As any commercial airline passenger who has had to contort his or her body into an economy class seat knows, airline seat pitch — a rough measure of legroom — has shrunk over the last several decades, from an average of 35 inches to as little as 28 inches. Seat width has been reduced from an average of 18.5 inches to 17 inches.
Consumer advocates have been pushing the government to set minimum seat standards to avoid further shrinkage, but the Federal Aviation Administration has denied those requests. But earlier this year, Flyers Rights took the FAA to court over seat sizes. And yesterday, in a surprise court ruling, passengers won a small but important victory when a court remanded Flyers Rights’ petition to government regulators.
The decision paves the way for seat size regulation — which if implemented, could have far-reaching effects for air travelers. A minimum seat size could make air travel more comfortable and potentially safer, but also pricier.
Size matters, wrote Circuit Court Judge Patricia Millett. “This is the case of the incredible shrinking airline seat,” she noted in her opinion for Flyers Rights’ Petition for Review of an Order of the Federal Aviation Administration (FAA) filed in the United States Court of Appeals for the District of Columbia Circuit.
After the FAA denied a petition by Flyers Rights to regulate and issue rules setting minimum limits on airline seat pitch and size, three of the Circuit Court Judges, Millett and her colleagues Judith Rogers and Cornelia Pillard, ruled that the FAA must issue a seat rule.
The opinion notes that “Flyers Rights expressed concern that the decrease in seat size, coupled with the increase in passenger size, imperiled passengers’ health and safety by slowing emergency egress and by causing deep vein thrombosis (a potentially fatal condition involving blood clots in the legs), as well as “soreness, stiffness, [and] other joint and muscle problems.”
Flyers Rights had asked the FAA to issue regulations that would
- “set maintenance standards and limit the extent of seat size changes [on commercial airlines] in order to ensure consumer safety, health, and comfort”
- “place a moratorium on any further reductions in seat size, width, pitch, padding, and aisle width until a final rule is issued” and
- “appoint an advisory committee or task force to assist and advise the [FAA] in proposing seat and passenger space rules and standards”
The FAA’s denial indicated that “in addressing petitions for rulemaking, the agency weighs
- the immediacy of the safety or security concerns raised,

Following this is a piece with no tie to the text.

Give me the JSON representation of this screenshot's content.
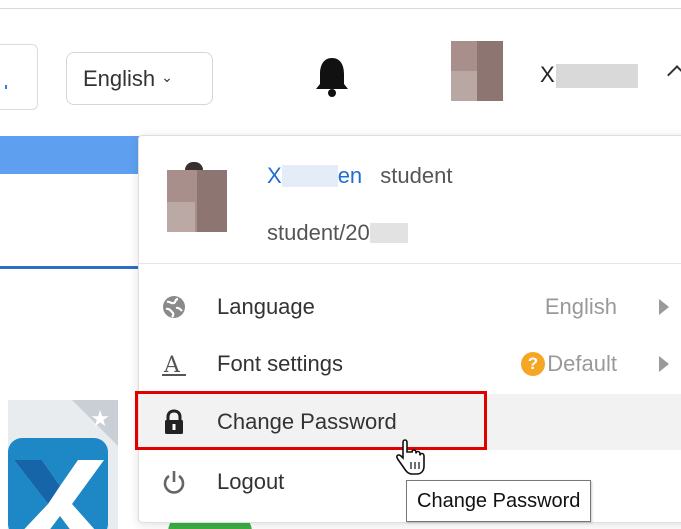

- the priority of other issues the [FAA] must deal with, and the resources we have available to address these issues.”
The FAA concluded that the petition did not warrant action “because the issues raised related to passenger health and comfort, and did not raise an immediate safety or security concern.”
But as Judge Millett noted, “The Administration’s denial of the petition for rulemaking did not cite any studies or tests to corroborate its representations. Nor did it challenge Flyers Rights’ characterization of seat dimension decreases or passenger size increases.”
Flyers Rights then asked the FAA to “formally cite the study(ies) it relied on” in denying the petition. The FAA listed some of its own reports, but “did not address the impact of smaller seat dimensions or increased passenger size on the ability of passengers to expeditiously leave their seats and reach the emergency exits.”
The court issued a mixed ruling:
We agree with Flyers Rights that the Administration failed to provide a plausible evidentiary basis for concluding that decreased seat sizes combined with increased passenger sizes have no effect on emergency egress. But we disagree with Flyers Rights’ challenge to the Administration’s declination to regulate matters of physical comfort and routine health.
So the FAA needs to come up with studies that prove to the court’s satisfaction that narrower seats and smaller pitch don’t make it harder for air passengers to deplane in emergencies.
Too bad the court didn’t side with Flyers Rights on whether the FAA can be compelled to issue regulations that set minimum standards for seat pitch and width based on “matters of physical comfort and routine health.” But we’ll settle for one out of two.
Other moves to regulate seat size are in the works. In June, The House Transportation and Infrastructure Committee passed an amendment to the Federal Aviation Administration (FAA) Reauthorization to require the FAA to establish a minimum seat size on commercial airlines as well as a minimum distance between rows of seats to protect the safety and health of airline passengers.
Hopefully, this will mean that we’ll start seeing wider seats and more space between seat rows on commercial flights one of these days. But since the court didn’t rule that the FAA has to set any particular minimum, the best way to make clear to airlines that they need to stop adding extra rows of narrower seats is to vote with your wallet.
Airlines continue to engage in these practices because passengers are willing to pay peanuts for cramped seating. This means that passengers will have to accept a trade-off by paying more money for more comfortable seats. But if the market does what the courts won’t do, everyone will be able to enjoy happier air travel experiences.Loading ...